__Assigned task__
Whenever a line in the entries includes the word "label", copy that line out.

__The input__
·····

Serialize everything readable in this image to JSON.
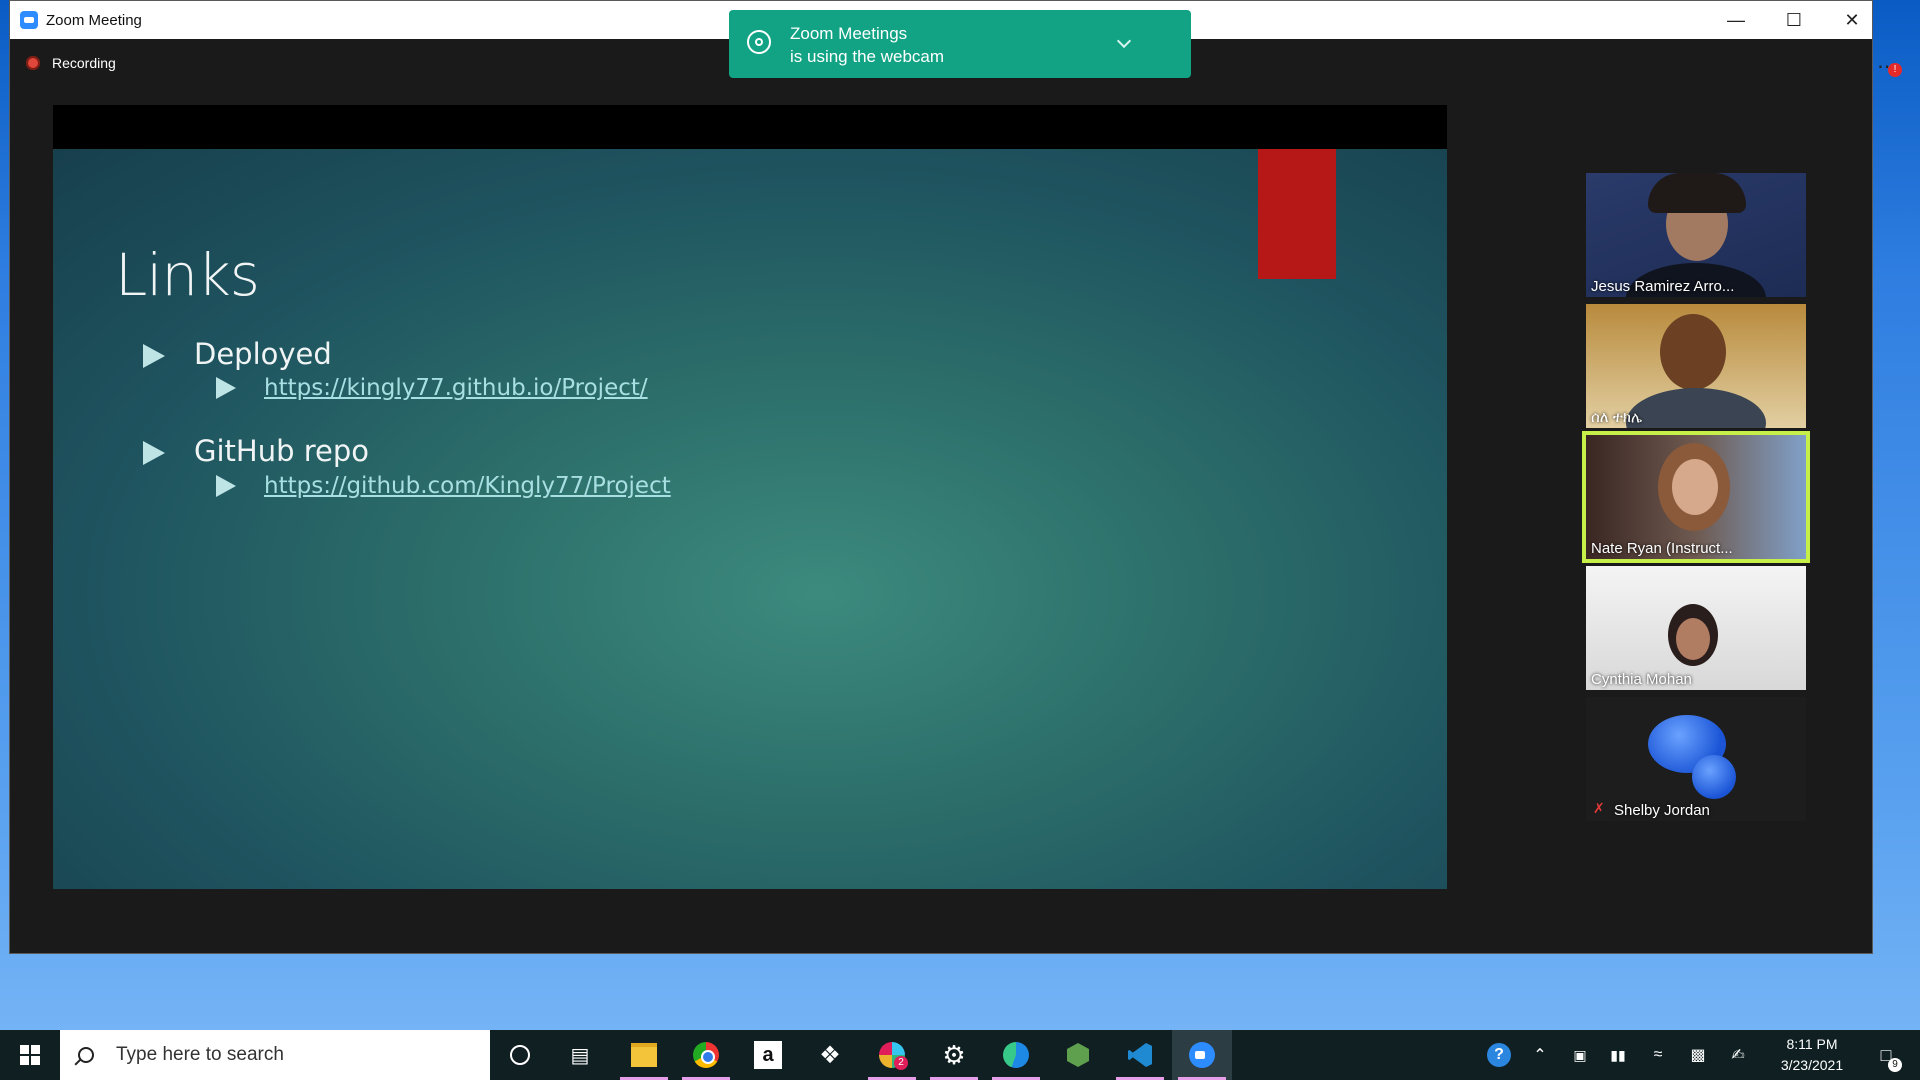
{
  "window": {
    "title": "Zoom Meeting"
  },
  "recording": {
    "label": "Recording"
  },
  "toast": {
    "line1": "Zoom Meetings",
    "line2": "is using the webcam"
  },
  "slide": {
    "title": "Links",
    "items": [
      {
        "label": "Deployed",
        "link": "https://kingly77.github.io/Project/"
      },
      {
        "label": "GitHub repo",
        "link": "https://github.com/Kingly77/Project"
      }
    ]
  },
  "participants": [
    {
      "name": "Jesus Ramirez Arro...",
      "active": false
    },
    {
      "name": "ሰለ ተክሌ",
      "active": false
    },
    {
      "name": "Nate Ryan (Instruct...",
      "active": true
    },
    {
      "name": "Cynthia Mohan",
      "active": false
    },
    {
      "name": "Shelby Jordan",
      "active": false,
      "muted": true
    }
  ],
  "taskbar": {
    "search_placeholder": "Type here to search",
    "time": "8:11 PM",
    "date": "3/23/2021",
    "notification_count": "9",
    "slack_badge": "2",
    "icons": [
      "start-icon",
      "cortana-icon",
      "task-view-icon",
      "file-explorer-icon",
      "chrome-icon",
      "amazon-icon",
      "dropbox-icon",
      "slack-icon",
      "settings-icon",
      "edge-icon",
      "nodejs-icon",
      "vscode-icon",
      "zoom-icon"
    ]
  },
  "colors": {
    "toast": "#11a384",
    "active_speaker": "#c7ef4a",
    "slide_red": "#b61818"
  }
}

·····

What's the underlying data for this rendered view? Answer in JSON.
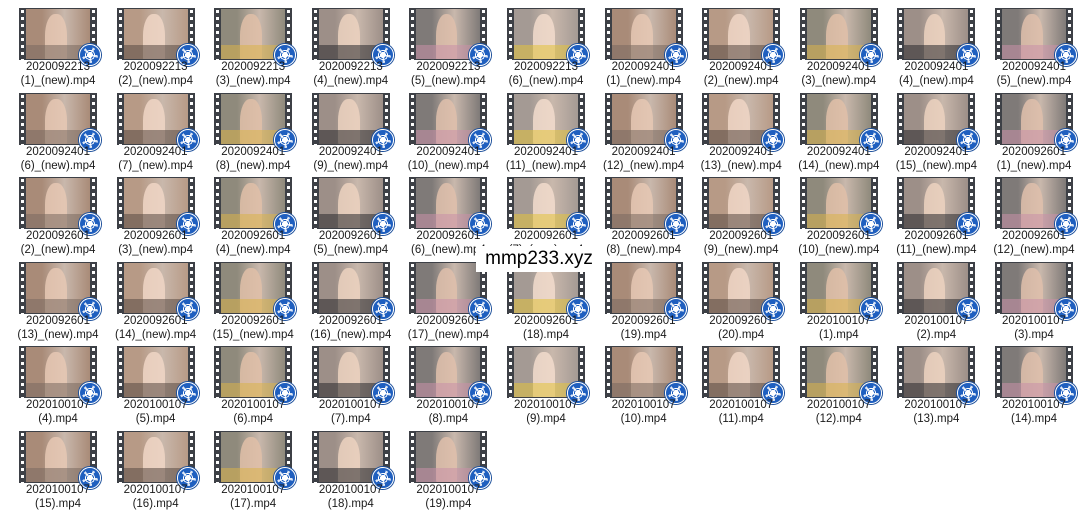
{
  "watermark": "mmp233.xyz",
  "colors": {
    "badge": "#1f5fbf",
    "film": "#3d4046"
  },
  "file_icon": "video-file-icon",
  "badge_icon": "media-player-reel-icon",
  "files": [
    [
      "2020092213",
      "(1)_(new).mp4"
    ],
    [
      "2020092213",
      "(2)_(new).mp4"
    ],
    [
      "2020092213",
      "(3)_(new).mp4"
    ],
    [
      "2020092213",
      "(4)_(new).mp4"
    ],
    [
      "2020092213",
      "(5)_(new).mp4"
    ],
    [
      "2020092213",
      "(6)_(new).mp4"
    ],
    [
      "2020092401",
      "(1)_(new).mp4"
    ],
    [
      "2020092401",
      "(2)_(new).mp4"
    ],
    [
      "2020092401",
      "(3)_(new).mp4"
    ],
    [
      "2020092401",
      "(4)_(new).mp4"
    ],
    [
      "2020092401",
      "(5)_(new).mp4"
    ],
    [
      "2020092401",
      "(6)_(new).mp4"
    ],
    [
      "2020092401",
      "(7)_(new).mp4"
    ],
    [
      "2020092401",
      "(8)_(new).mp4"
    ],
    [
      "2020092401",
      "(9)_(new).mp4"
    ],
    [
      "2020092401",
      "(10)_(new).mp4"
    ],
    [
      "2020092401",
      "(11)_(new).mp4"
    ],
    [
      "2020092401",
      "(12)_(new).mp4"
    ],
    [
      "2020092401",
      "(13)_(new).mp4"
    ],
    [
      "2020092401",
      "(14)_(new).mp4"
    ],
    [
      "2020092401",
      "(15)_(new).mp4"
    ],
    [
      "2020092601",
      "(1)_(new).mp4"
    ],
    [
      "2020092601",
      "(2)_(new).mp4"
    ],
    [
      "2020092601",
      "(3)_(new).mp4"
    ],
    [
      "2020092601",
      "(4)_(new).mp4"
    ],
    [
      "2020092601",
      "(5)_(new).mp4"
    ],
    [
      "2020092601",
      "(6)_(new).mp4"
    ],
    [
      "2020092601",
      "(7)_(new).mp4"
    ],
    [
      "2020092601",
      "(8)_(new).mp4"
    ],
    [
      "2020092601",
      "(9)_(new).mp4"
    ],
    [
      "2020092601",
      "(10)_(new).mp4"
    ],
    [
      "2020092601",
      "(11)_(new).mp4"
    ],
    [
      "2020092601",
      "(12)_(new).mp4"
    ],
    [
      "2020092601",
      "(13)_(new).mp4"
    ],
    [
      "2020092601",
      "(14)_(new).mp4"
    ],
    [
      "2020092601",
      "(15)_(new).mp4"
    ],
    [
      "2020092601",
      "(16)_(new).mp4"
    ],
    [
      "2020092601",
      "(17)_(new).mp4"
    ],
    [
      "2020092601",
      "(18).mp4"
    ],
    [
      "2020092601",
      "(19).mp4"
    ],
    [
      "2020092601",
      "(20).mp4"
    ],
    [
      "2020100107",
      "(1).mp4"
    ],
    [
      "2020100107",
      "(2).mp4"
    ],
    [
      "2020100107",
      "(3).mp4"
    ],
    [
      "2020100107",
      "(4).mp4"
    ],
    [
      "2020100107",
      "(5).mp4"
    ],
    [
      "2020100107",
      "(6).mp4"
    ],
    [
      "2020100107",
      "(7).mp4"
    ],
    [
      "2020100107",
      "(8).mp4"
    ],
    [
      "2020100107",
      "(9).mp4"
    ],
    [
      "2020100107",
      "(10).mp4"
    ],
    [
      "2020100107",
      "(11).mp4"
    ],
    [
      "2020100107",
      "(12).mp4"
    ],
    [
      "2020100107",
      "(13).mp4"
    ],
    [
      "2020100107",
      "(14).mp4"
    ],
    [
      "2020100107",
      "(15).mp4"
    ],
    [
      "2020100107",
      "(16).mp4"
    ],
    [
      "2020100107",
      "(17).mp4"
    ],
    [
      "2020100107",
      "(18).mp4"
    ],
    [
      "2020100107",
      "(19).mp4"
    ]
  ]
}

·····

__Your solution__
    "label": "Recording"
        "label": "Deployed",
        "label": "GitHub repo",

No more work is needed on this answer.